All of us are different and have a variety of uses for a VPN service, some like to protect their privacy, some require that consistent IP address, some feel safer when travelling. The simple fact of the matter is many users purpose for a VPN is solely to access content that isn’t available to them in their own country, or content that is available normally but when travelling isn’t. Services such as Hulu, BBC iPlayer and the more well known ones are accessed frequently by those who aren’t in a position to access directly, ie; you live in the UK but want to watch Hulu which is only available in the US or you’re from the US but currently abroad studying or in the military.
When situations arise such as being abroad for educational or military purposes one of the only comforting abilities is to use a VPN service to access the kind of TV shows that you’re familiar to watching, it is soothing and reminds you of home.
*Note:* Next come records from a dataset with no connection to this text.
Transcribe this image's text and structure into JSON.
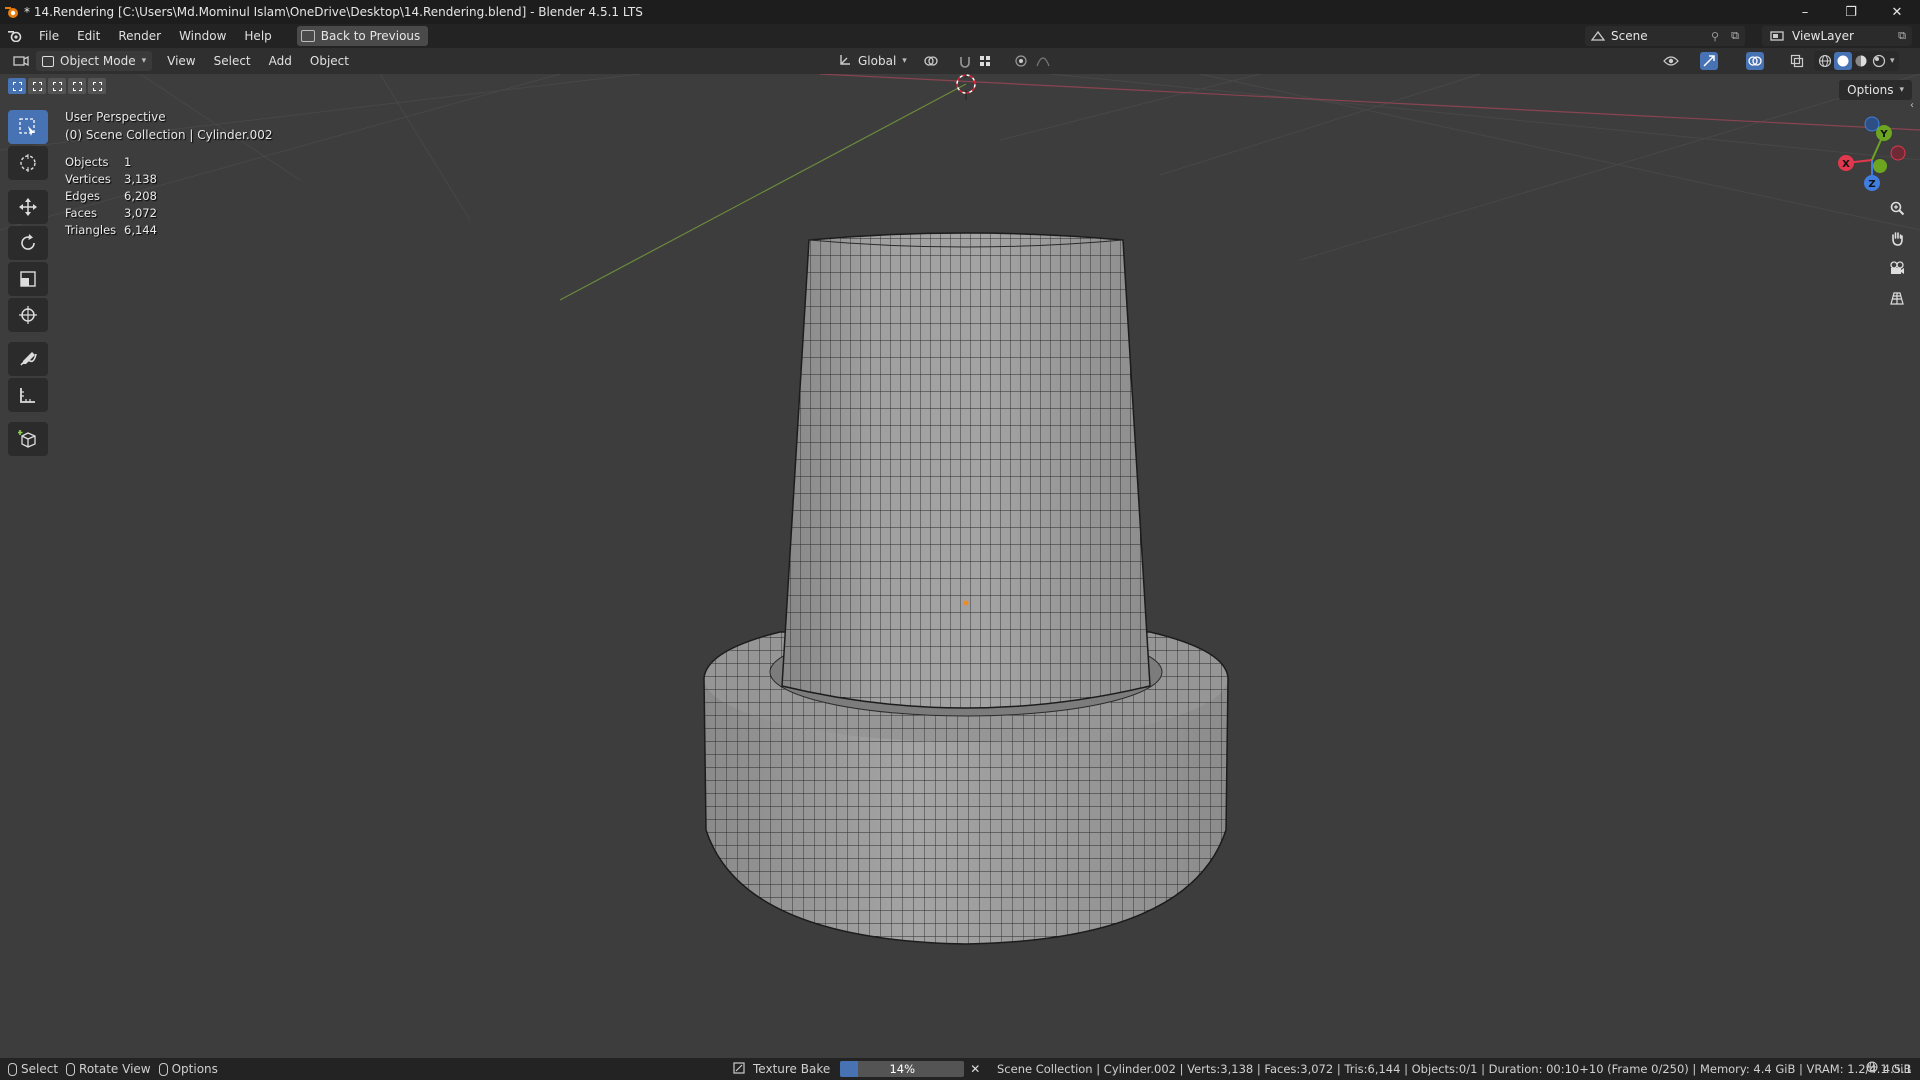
{
  "window": {
    "title": "* 14.Rendering [C:\\Users\\Md.Mominul Islam\\OneDrive\\Desktop\\14.Rendering.blend] - Blender 4.5.1 LTS",
    "controls": [
      "–",
      "❐",
      "✕"
    ]
  },
  "menubar": {
    "items": [
      "File",
      "Edit",
      "Render",
      "Window",
      "Help"
    ],
    "back_button": "Back to Previous",
    "scene": "Scene",
    "view_layer": "ViewLayer"
  },
  "viewport_header": {
    "mode": "Object Mode",
    "menus": [
      "View",
      "Select",
      "Add",
      "Object"
    ],
    "orientation": "Global"
  },
  "viewport": {
    "perspective": "User Perspective",
    "collection": "(0) Scene Collection | Cylinder.002",
    "options": "Options",
    "stats": [
      {
        "label": "Objects",
        "value": "1"
      },
      {
        "label": "Vertices",
        "value": "3,138"
      },
      {
        "label": "Edges",
        "value": "6,208"
      },
      {
        "label": "Faces",
        "value": "3,072"
      },
      {
        "label": "Triangles",
        "value": "6,144"
      }
    ],
    "gizmo_axes": {
      "x": "X",
      "y": "Y",
      "z": "Z"
    }
  },
  "tools": [
    "select-box-icon",
    "cursor-icon",
    "move-icon",
    "rotate-icon",
    "scale-icon",
    "transform-icon",
    "annotate-icon",
    "measure-icon",
    "add-cube-icon"
  ],
  "statusbar": {
    "select": "Select",
    "rotate_view": "Rotate View",
    "options": "Options",
    "job": "Texture Bake",
    "progress": 0.14,
    "progress_label": "14%",
    "info": "Scene Collection | Cylinder.002 | Verts:3,138 | Faces:3,072 | Tris:6,144 | Objects:0/1 | Duration: 00:10+10 (Frame 0/250) | Memory: 4.4 GiB | VRAM: 1.2/4.1 GiB",
    "version": "4.5.1"
  },
  "colors": {
    "accent": "#4772b3",
    "axis_x": "#e2384d",
    "axis_y": "#6ca520",
    "axis_z": "#3f7ee0"
  }
}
The fact a VPN service allows you to access such services is more of a by product of how a VPN works rather than their intention. Many providers don’t even mention the fact that this by product exists due to the fact it isn’t a given.
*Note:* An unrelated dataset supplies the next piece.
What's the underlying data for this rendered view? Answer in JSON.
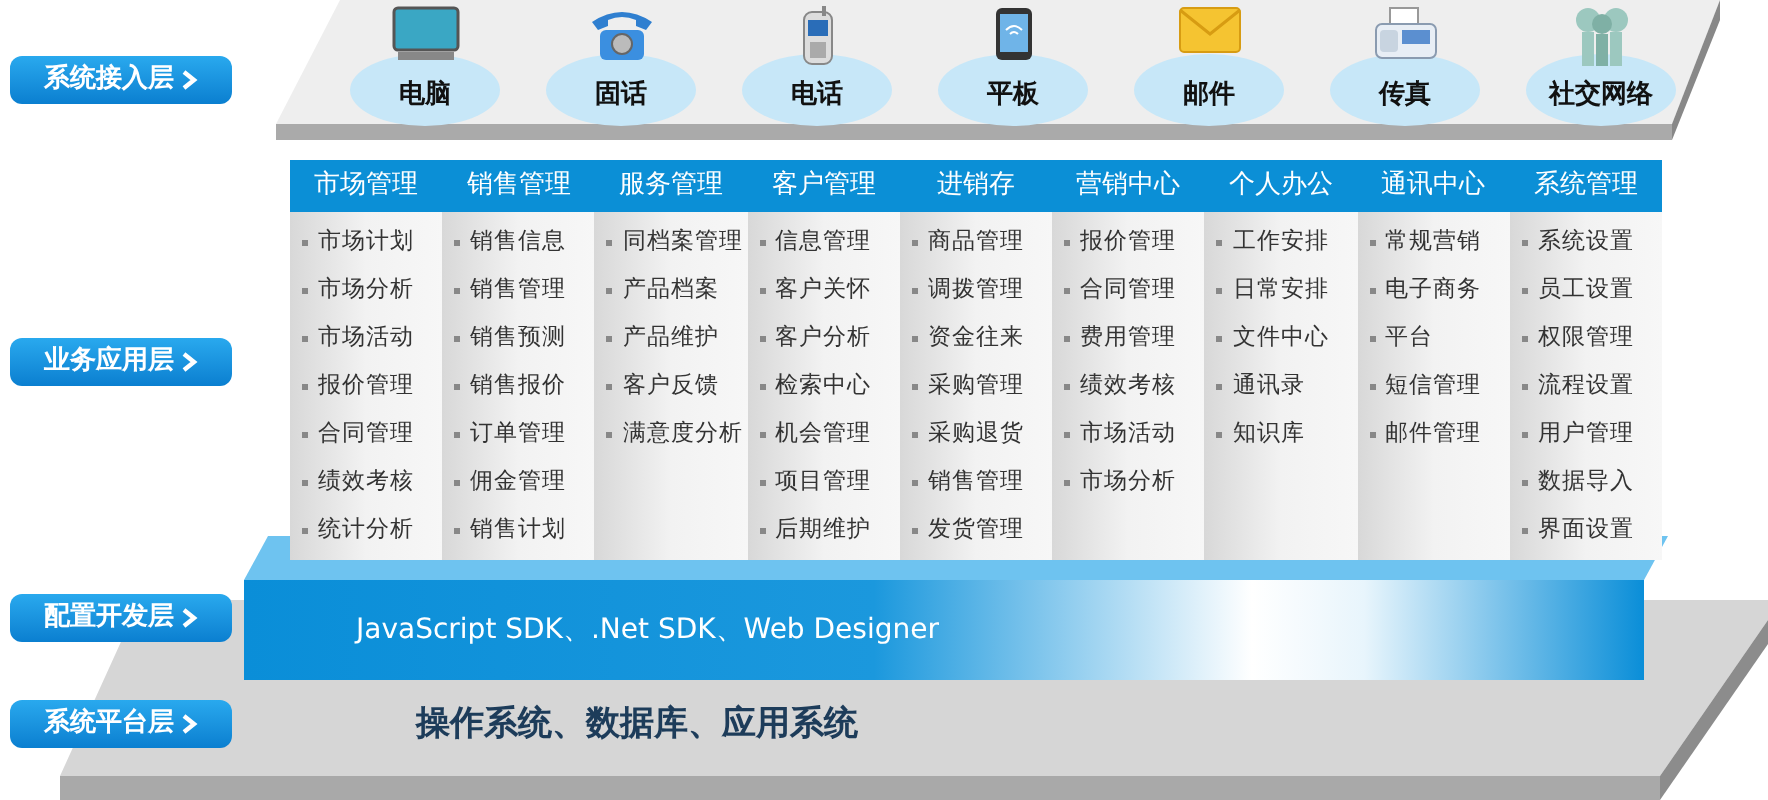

At any time this type of by product could be removed with technical or blocking means. Other providers sell heavily on the ability to access restricted content and can become their main focus, because, let’s face it, accessing content is a large portion of a customer base and there is nothing directly wrong with that.
Using this by product to access these services will be frowned upon by the TV services themselves, while they may not specifically mention it is against their terms & conditions to access the service using a VPN or anonymous proxy type service (although many do) they will definitely be against the practise and fully aware it exists.
There is actually very little that these services can do against this type of bypassing method but recently Hulu has started to block most major VPN services IP ranges according to Reddit user DanHeese and confirmed by other users. One silver lining is it appears that the blocks are simple IP based blockages as explained by the VikingVPN server administrator which makes it extremely easy to rectify for many VPN providers.
The way in which this has most likely come about is either Hulu have made a concious effort to sign up the most major VPN providers, record the IP addresses used on US servers and block them. An alternative would be to take note of IP addresses that are being heavily used to access the service and considering what that specific IP address relates to.
Even a heavily utilised IP address at an educational institute or library would never match thousands upon thousands of connections from one IP address at a VPN provider and so it would be extremely easy for Hulu to route out these “rogue” IP addresses and add them to a block list.
The solution for VPN providers depends on the amount of IP addresses they have available. For those considered more secure who use a very small range of IP addresses and share them between many users it will be more difficult as they will need to offer out a new IP address which in the future could also be subject to being added to the blocked list. Providers who have hundreds if not thousands of IP addresses such as IPVanish which are constantly changing when you connect are more likely to give you the best chance at being able to access Hulu and other similar services which could at any junction introduce similar IP range blocks.
If you’re with a provider that provides thousands of different IP addresses then the likelihood is that you haven’t been affected and probably haven’t even notice any issue, its entirely possible that your provider wasn’t included in the blockages either which would be another reason you didn’t notice.
If you’re with a provider who offers a smaller number of IP addresses and you’re finding you can no longer access Hulu then you should contact them immediately as they may be able to substitute with a new IP address so you can continue to access the service. If a provider sells the service based on the fact you can access restricted services then they should do their best to enable this again, however if the provider did not specify in the first instance then it is entirely possible that they have no reason to assist you.
Regardless of your provider, if you can no longer access Hulu and they aren’t willing to assist it will be time to start considering a provider who can assist you accessing Hulu.